#### WHAT NEEDS TO BE DONE
Among the entries, which lines carry the string "value"? Copy each of them.

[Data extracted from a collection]
-.-.-
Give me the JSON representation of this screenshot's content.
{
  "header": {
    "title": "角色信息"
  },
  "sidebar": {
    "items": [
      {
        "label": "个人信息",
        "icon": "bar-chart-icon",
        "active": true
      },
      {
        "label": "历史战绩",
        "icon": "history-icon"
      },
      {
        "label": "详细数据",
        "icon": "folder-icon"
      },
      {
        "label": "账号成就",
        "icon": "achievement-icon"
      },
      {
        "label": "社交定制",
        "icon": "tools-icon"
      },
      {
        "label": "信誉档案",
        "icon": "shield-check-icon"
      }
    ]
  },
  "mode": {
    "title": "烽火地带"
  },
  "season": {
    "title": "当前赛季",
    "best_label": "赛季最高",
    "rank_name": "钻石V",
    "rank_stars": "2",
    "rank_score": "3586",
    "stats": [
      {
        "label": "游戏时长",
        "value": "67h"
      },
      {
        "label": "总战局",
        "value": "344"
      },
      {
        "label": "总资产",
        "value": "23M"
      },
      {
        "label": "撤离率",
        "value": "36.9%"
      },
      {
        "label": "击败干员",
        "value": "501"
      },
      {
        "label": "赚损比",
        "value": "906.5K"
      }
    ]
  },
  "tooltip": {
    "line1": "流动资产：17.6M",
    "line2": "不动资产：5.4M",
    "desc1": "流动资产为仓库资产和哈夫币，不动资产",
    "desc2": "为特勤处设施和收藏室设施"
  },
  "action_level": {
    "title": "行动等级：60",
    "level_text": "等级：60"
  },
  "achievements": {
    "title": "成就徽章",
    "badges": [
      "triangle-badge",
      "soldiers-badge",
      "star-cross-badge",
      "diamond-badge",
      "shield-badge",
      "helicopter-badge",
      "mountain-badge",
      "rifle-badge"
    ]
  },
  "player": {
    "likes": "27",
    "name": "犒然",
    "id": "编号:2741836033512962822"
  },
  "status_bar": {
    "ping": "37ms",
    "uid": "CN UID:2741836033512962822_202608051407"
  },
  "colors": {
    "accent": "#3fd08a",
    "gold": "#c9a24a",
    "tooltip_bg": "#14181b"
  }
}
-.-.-
#### FINISHED TASK
        "value": "67h"
        "value": "344"
        "value": "23M"
        "value": "36.9%"
        "value": "501"
        "value": "906.5K"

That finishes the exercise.